Work instructions ▸
Go through the material and copy each line in which the word "title" shows up.

(Information)

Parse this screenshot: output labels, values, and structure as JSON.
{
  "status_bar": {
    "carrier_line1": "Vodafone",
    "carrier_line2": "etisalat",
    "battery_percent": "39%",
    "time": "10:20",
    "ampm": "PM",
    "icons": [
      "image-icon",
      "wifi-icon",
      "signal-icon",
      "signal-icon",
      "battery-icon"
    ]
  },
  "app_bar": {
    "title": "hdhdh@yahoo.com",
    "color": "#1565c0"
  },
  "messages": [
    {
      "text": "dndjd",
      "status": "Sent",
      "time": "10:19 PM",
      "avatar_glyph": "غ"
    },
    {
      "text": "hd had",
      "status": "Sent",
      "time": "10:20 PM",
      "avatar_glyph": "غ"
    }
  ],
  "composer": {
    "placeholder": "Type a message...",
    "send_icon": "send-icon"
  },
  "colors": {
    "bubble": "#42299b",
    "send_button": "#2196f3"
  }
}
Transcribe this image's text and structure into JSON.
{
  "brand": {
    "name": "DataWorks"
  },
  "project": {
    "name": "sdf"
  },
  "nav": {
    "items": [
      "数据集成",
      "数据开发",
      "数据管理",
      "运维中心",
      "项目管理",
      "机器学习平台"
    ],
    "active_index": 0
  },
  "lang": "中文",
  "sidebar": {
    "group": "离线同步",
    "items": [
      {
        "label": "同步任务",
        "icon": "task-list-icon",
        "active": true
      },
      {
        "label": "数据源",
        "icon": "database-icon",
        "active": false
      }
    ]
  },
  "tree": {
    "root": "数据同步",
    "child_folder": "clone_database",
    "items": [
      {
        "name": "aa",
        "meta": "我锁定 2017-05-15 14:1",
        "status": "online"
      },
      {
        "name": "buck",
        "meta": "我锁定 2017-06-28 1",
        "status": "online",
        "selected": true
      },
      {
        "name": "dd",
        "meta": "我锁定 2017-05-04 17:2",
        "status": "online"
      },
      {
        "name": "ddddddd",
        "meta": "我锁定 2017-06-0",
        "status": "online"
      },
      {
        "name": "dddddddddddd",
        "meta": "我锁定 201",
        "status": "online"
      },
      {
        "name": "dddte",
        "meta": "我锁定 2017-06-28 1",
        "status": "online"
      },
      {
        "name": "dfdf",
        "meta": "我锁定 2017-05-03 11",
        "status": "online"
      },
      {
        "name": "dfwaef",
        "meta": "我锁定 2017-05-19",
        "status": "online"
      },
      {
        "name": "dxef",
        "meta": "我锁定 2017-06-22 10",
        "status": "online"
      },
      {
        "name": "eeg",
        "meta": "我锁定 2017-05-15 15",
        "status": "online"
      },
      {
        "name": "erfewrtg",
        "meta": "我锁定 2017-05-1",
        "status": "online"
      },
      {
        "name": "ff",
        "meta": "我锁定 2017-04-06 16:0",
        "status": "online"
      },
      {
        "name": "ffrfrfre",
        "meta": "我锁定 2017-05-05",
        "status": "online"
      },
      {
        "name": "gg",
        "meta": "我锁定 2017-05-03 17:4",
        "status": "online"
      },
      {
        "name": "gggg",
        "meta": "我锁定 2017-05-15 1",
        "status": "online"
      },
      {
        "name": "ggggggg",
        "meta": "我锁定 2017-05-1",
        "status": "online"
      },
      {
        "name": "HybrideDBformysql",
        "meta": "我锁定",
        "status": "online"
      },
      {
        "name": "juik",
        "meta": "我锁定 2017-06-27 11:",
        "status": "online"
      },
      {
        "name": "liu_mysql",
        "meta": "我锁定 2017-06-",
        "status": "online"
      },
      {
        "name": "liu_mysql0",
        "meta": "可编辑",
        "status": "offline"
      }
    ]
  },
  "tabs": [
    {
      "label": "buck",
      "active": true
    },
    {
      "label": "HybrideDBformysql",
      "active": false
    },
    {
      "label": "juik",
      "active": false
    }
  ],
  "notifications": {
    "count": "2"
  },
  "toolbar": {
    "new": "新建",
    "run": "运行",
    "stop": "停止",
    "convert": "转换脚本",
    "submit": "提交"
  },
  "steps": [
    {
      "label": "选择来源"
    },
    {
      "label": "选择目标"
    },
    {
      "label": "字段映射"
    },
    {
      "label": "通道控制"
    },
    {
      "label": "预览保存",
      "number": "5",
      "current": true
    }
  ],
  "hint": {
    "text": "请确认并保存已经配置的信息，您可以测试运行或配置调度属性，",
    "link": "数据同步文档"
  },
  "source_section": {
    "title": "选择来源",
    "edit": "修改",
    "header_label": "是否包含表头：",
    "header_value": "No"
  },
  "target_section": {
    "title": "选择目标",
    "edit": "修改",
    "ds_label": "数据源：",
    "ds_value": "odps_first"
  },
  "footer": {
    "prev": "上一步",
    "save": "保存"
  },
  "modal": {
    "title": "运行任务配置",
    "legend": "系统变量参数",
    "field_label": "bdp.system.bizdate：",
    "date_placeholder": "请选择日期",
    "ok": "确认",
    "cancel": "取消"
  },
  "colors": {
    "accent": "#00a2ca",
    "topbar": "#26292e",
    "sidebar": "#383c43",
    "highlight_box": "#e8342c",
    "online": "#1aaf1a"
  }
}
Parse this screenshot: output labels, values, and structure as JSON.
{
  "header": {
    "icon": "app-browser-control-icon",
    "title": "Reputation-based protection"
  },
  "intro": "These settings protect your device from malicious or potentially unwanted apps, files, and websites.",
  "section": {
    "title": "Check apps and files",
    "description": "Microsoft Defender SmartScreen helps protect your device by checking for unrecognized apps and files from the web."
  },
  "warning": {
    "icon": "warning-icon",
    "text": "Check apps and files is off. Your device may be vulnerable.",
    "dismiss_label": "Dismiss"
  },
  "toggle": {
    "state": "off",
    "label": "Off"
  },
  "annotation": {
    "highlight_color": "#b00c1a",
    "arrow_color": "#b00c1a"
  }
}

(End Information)

Answer to this exercise ▸
    "title": "hdhdh@yahoo.com",
    "title": "选择来源",
    "title": "选择目标",
    "title": "运行任务配置",
    "title": "Reputation-based protection"
    "title": "Check apps and files",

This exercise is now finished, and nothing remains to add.